Farmers and growers need to rattle their dags for this year’s Ballance Farm Environment Awards (BFEA), with entries closing on October 31.
The Carvers farm Holmleigh, a 515ha family property at Ohangai, east of Hawera. They combine dairy and drystock farming on the flat-to-steep property.
They also won the Ballance Agri-Nutrients Soil Management Award, Beef + Lamb New Zealand Livestock Award, Waterforce Integrated Management Award, Taranaki Regional Council Sustainability Award and the Hill Laboratories Harvest Award.
With an eye on the long-term viability of their farming business and the environment, Carvers have a sheep and beef breeding and finishing unit and the 95ha dairy platform they developed to start milking in the 2014-15 season.
They milked 260 cows at the peak of this season. About 4500 drystock units are wintered -- 50:50 sheep and beef.
The award judges describe Holmleigh as a tidy, functional farm based on well-designed and executed environmental planning for long-term sustainability of the land.

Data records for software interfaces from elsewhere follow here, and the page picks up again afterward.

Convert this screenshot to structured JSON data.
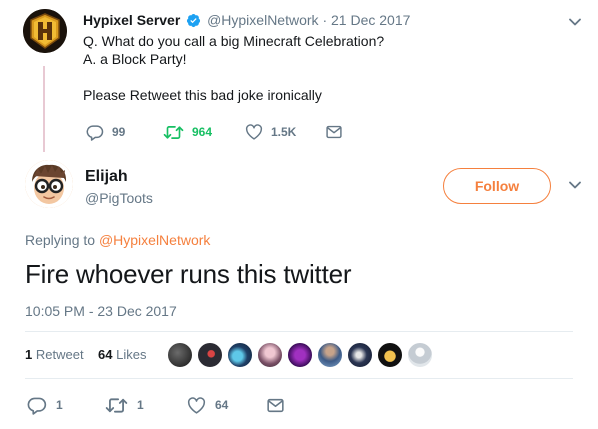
{
  "parent_tweet": {
    "display_name": "Hypixel Server",
    "verified_icon": "verified-badge-icon",
    "handle": "@HypixelNetwork",
    "separator": "·",
    "date": "21 Dec 2017",
    "lines": [
      "Q. What do you call a big Minecraft Celebration?",
      "A. a Block Party!",
      "",
      "Please Retweet this bad joke ironically"
    ],
    "actions": {
      "reply_count": "99",
      "retweet_count": "964",
      "like_count": "1.5K"
    },
    "avatar_letter": "H"
  },
  "main_tweet": {
    "display_name": "Elijah",
    "handle": "@PigToots",
    "follow_label": "Follow",
    "replying_prefix": "Replying to",
    "replying_mention": "@HypixelNetwork",
    "text": "Fire whoever runs this twitter",
    "timestamp": "10:05 PM - 23 Dec 2017",
    "stats": {
      "retweets_count": "1",
      "retweets_label": "Retweet",
      "likes_count": "64",
      "likes_label": "Likes"
    },
    "actions": {
      "reply_count": "1",
      "retweet_count": "1",
      "like_count": "64"
    }
  },
  "colors": {
    "accent": "#f5803e",
    "retweet_green": "#17bf63",
    "verified_blue": "#1da1f2",
    "muted_text": "#657786",
    "thread_line": "#e8c9d3"
  },
  "icons": [
    "reply-icon",
    "retweet-icon",
    "heart-icon",
    "mail-icon",
    "chevron-down-icon",
    "verified-badge-icon"
  ]
}
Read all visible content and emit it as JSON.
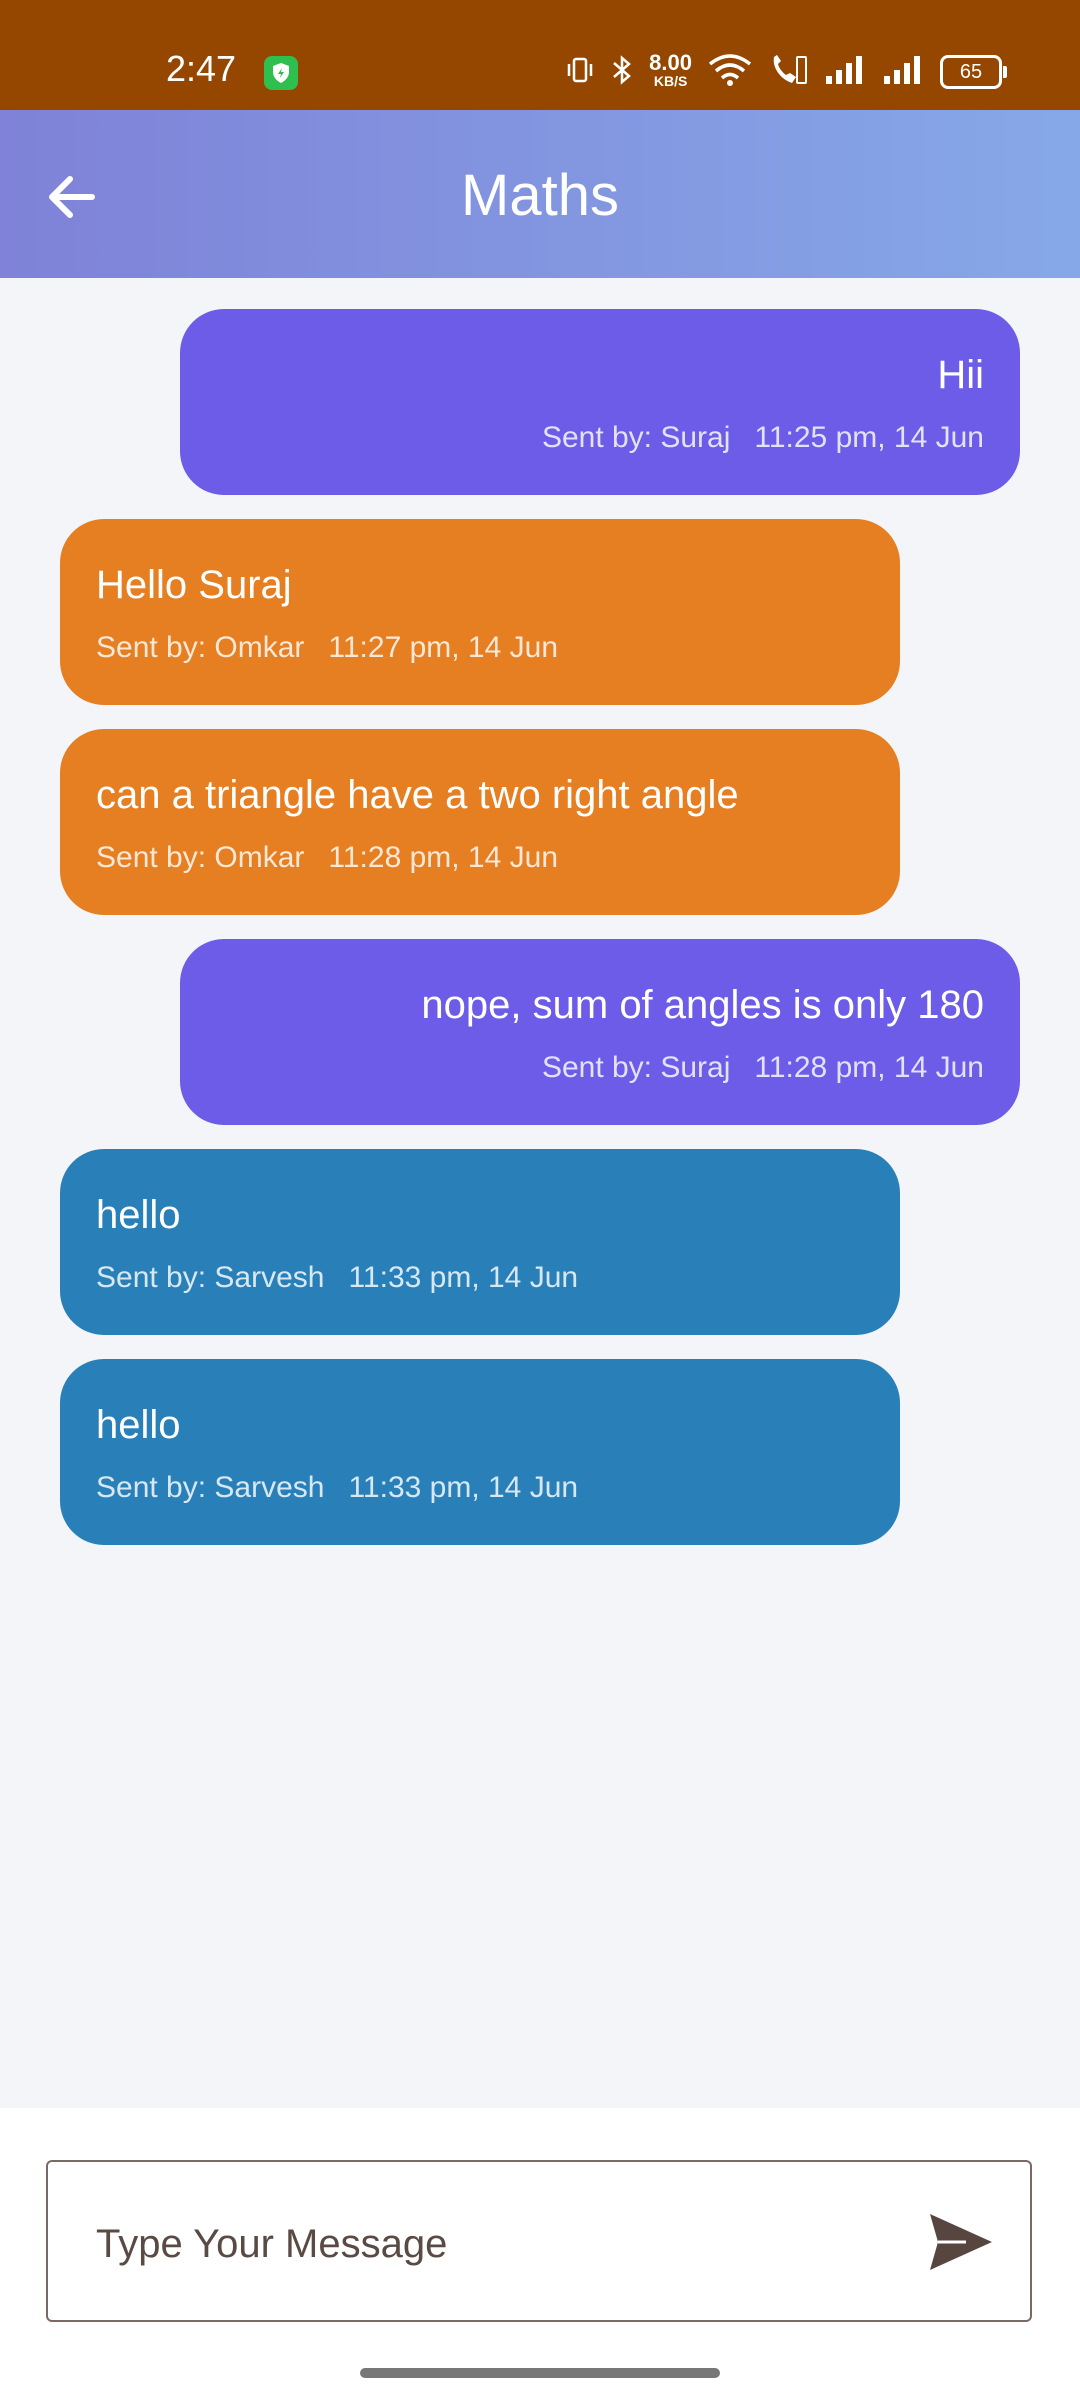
{
  "status": {
    "time": "2:47",
    "net_speed_value": "8.00",
    "net_speed_unit": "KB/S",
    "battery": "65"
  },
  "header": {
    "title": "Maths"
  },
  "messages": [
    {
      "text": "Hii",
      "sender": "Sent by: Suraj",
      "time": "11:25 pm, 14 Jun",
      "side": "right",
      "color": "#6c5ce7"
    },
    {
      "text": "Hello Suraj",
      "sender": "Sent by: Omkar",
      "time": "11:27 pm, 14 Jun",
      "side": "left",
      "color": "#e67e22"
    },
    {
      "text": "can a triangle have a two right angle",
      "sender": "Sent by: Omkar",
      "time": "11:28 pm, 14 Jun",
      "side": "left",
      "color": "#e67e22"
    },
    {
      "text": "nope, sum of angles is only 180",
      "sender": "Sent by: Suraj",
      "time": "11:28 pm, 14 Jun",
      "side": "right",
      "color": "#6c5ce7"
    },
    {
      "text": "hello",
      "sender": "Sent by: Sarvesh",
      "time": "11:33 pm, 14 Jun",
      "side": "left",
      "color": "#2980b9"
    },
    {
      "text": "hello",
      "sender": "Sent by: Sarvesh",
      "time": "11:33 pm, 14 Jun",
      "side": "left",
      "color": "#2980b9"
    }
  ],
  "composer": {
    "placeholder": "Type Your Message",
    "send_icon": "send-icon"
  }
}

Carvers’ impressive system gives huge flexibility while helping to ensure a sustainable business, the judges say.
Carvers are proud of the farm’s progress.
“The farm has been re-grassed extensively, there is new water reticulation to most paddocks, access tracks and laneways have been created, fences have been improved and some areas vulnerable to erosion and weed infestation have been retired and planted.”
Tyler Judd has been dairy manager since 2014, starting in the spring in a new 40-bail rotary cowshed. Next season Judd and his wife Rachel will start contract milking on the property. From the outset Peter Carver has worked as an extra labour unit and regularly milks to cover Judd’s time off.
Production has risen steadily on the system 1-2 dairy unit. This year they are on track for 125,000kgMS (480kg/cow). There is 8ha of chicory and 2ha of turnip plus grass cut for silage on the milking platform. Also, 5.5ha of maize is grown on the drystock area of the farm. The cows are all wintered on the dairy platform.
During the conversion the Carvers installed larger-than-required infrastructure such as effluent and milk storage.
“The land in dairy is a good size. We could convert more but don’t plan to in the near future as we still want to be able to finish the stock we breed.”
Romney ewes are run in two mobs. Early weaning ensures ewes retain condition and can go on their own pasture rotation for the summer and into tupping. Finishing weight for the lambs averages 18.5kg. There are 50 Angus breeding cows with Angus bulls used for both the beef and young- and late-cycling dairy cows.
All progeny are finished and some bulls are sold for dairy service. All dairy calves are reared.
Peter Carver graduated with a Diploma in Farm Management from Lincoln University. He tracks his environmental and soil awareness back to that study time. Carvers are strong advocates for no tillage and use a Cross Slot drill for most of their cropping.
“The one pass system is efficient and we see it as important to keep the soil structure intact,” Carver says.
Soil is tested before crops go in and nutrients are broadcast and direct drilled at planting. Soil protection is a primary consideration for them in grazing management. “We have a high rainfall so we have to be careful, especially with cattle on the hills in winter.”
The Carvers are progressively retiring erosion prone land. Working with the Taranaki Regional Council Waitotara Stress Scheme they have planted 25ha of pines and 5ha of redwood in woodlots. The planting of poplar for erosion mitigation and stock shelter is ongoing.
There are many natural springs in the farm’s hills. The largest one has been fenced and runs two water rams that form part of the reticulated stock water system with troughs in every paddock.
Peter’s parents Gerald and Faye bought the original 390ha of Holmleigh – including 142ha of West Coast lease – in 1990. Peter and Nicola returned from managing a bull and dairy grazing unit in Waikato in 2002 and the Carver family partnership added a 125ha farm adjoining Holmleigh in 2004.
Peter and Nicola have three daughters: Emma (15), Abby (13) and Jodi (11). Nicola manages the farm books and teaches at a high school in Stratford.
Gerald is still active on the farm and shares his passion for horses with his three granddaughters.